Assignment: From the first line to the last, return the data exactly as written.

Items from an interface collection:
---

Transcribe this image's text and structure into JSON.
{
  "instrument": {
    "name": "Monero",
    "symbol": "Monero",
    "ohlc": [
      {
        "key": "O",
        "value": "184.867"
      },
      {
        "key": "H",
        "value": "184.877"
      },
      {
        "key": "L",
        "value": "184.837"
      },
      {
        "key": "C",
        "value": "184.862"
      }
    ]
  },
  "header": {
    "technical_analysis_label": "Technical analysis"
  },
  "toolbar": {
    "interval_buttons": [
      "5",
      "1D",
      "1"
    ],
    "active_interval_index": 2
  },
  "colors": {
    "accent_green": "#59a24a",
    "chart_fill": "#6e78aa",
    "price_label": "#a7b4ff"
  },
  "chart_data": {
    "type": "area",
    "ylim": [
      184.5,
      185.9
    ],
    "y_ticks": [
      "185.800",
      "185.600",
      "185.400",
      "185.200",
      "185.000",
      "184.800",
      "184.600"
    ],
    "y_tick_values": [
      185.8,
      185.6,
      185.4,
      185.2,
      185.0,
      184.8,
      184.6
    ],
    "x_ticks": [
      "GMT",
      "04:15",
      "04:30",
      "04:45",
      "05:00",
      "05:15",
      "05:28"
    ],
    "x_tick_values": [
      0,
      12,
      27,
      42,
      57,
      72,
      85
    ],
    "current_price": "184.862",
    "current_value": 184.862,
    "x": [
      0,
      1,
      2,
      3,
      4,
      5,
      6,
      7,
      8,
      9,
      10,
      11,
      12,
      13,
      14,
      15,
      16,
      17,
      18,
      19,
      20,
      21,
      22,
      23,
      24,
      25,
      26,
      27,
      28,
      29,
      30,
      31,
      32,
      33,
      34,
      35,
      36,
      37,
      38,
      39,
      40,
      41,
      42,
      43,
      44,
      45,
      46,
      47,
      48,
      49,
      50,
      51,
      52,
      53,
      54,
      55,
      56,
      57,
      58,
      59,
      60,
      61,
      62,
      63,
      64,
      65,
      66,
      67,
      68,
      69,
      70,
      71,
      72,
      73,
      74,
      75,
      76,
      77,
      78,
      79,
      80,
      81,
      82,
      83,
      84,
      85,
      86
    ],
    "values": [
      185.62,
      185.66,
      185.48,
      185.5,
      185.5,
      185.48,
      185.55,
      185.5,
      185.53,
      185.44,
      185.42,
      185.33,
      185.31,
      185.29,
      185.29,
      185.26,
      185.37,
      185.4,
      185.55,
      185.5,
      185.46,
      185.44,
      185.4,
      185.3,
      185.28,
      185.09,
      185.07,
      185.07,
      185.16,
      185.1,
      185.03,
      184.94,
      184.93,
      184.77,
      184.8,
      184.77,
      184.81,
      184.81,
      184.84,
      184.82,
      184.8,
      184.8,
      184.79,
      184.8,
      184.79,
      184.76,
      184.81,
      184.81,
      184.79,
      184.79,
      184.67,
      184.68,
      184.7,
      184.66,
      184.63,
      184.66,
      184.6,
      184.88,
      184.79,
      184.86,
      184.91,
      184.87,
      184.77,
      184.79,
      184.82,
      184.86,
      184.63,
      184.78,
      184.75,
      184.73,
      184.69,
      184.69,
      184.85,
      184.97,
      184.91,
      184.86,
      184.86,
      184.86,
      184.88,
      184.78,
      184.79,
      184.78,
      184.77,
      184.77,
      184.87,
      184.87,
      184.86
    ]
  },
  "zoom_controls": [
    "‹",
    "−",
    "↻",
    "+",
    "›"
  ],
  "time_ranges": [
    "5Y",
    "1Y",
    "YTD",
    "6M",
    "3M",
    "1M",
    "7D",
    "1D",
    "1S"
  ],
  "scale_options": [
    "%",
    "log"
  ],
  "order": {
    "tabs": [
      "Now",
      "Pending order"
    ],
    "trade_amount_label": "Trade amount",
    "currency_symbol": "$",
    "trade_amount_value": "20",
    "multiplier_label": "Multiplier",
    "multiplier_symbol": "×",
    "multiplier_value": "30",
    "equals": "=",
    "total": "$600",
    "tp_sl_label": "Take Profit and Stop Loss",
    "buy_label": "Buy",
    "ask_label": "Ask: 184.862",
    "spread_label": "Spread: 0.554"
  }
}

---

Solution to the exercise:
Transcribe this image's text and structure into JSON.
{
  "instrument": {
    "name": "Monero",
    "symbol": "Monero",
    "ohlc": [
      {
        "key": "O",
        "value": "184.867"
      },
      {
        "key": "H",
        "value": "184.877"
      },
      {
        "key": "L",
        "value": "184.837"
      },
      {
        "key": "C",
        "value": "184.862"
      }
    ]
  },
  "header": {
    "technical_analysis_label": "Technical analysis"
  },
  "toolbar": {
    "interval_buttons": [
      "5",
      "1D",
      "1"
    ],
    "active_interval_index": 2
  },
  "colors": {
    "accent_green": "#59a24a",
    "chart_fill": "#6e78aa",
    "price_label": "#a7b4ff"
  },
  "chart_data": {
    "type": "area",
    "ylim": [
      184.5,
      185.9
    ],
    "y_ticks": [
      "185.800",
      "185.600",
      "185.400",
      "185.200",
      "185.000",
      "184.800",
      "184.600"
    ],
    "y_tick_values": [
      185.8,
      185.6,
      185.4,
      185.2,
      185.0,
      184.8,
      184.6
    ],
    "x_ticks": [
      "GMT",
      "04:15",
      "04:30",
      "04:45",
      "05:00",
      "05:15",
      "05:28"
    ],
    "x_tick_values": [
      0,
      12,
      27,
      42,
      57,
      72,
      85
    ],
    "current_price": "184.862",
    "current_value": 184.862,
    "x": [
      0,
      1,
      2,
      3,
      4,
      5,
      6,
      7,
      8,
      9,
      10,
      11,
      12,
      13,
      14,
      15,
      16,
      17,
      18,
      19,
      20,
      21,
      22,
      23,
      24,
      25,
      26,
      27,
      28,
      29,
      30,
      31,
      32,
      33,
      34,
      35,
      36,
      37,
      38,
      39,
      40,
      41,
      42,
      43,
      44,
      45,
      46,
      47,
      48,
      49,
      50,
      51,
      52,
      53,
      54,
      55,
      56,
      57,
      58,
      59,
      60,
      61,
      62,
      63,
      64,
      65,
      66,
      67,
      68,
      69,
      70,
      71,
      72,
      73,
      74,
      75,
      76,
      77,
      78,
      79,
      80,
      81,
      82,
      83,
      84,
      85,
      86
    ],
    "values": [
      185.62,
      185.66,
      185.48,
      185.5,
      185.5,
      185.48,
      185.55,
      185.5,
      185.53,
      185.44,
      185.42,
      185.33,
      185.31,
      185.29,
      185.29,
      185.26,
      185.37,
      185.4,
      185.55,
      185.5,
      185.46,
      185.44,
      185.4,
      185.3,
      185.28,
      185.09,
      185.07,
      185.07,
      185.16,
      185.1,
      185.03,
      184.94,
      184.93,
      184.77,
      184.8,
      184.77,
      184.81,
      184.81,
      184.84,
      184.82,
      184.8,
      184.8,
      184.79,
      184.8,
      184.79,
      184.76,
      184.81,
      184.81,
      184.79,
      184.79,
      184.67,
      184.68,
      184.7,
      184.66,
      184.63,
      184.66,
      184.6,
      184.88,
      184.79,
      184.86,
      184.91,
      184.87,
      184.77,
      184.79,
      184.82,
      184.86,
      184.63,
      184.78,
      184.75,
      184.73,
      184.69,
      184.69,
      184.85,
      184.97,
      184.91,
      184.86,
      184.86,
      184.86,
      184.88,
      184.78,
      184.79,
      184.78,
      184.77,
      184.77,
      184.87,
      184.87,
      184.86
    ]
  },
  "zoom_controls": [
    "‹",
    "−",
    "↻",
    "+",
    "›"
  ],
  "time_ranges": [
    "5Y",
    "1Y",
    "YTD",
    "6M",
    "3M",
    "1M",
    "7D",
    "1D",
    "1S"
  ],
  "scale_options": [
    "%",
    "log"
  ],
  "order": {
    "tabs": [
      "Now",
      "Pending order"
    ],
    "trade_amount_label": "Trade amount",
    "currency_symbol": "$",
    "trade_amount_value": "20",
    "multiplier_label": "Multiplier",
    "multiplier_symbol": "×",
    "multiplier_value": "30",
    "equals": "=",
    "total": "$600",
    "tp_sl_label": "Take Profit and Stop Loss",
    "buy_label": "Buy",
    "ask_label": "Ask: 184.862",
    "spread_label": "Spread: 0.554"
  }
}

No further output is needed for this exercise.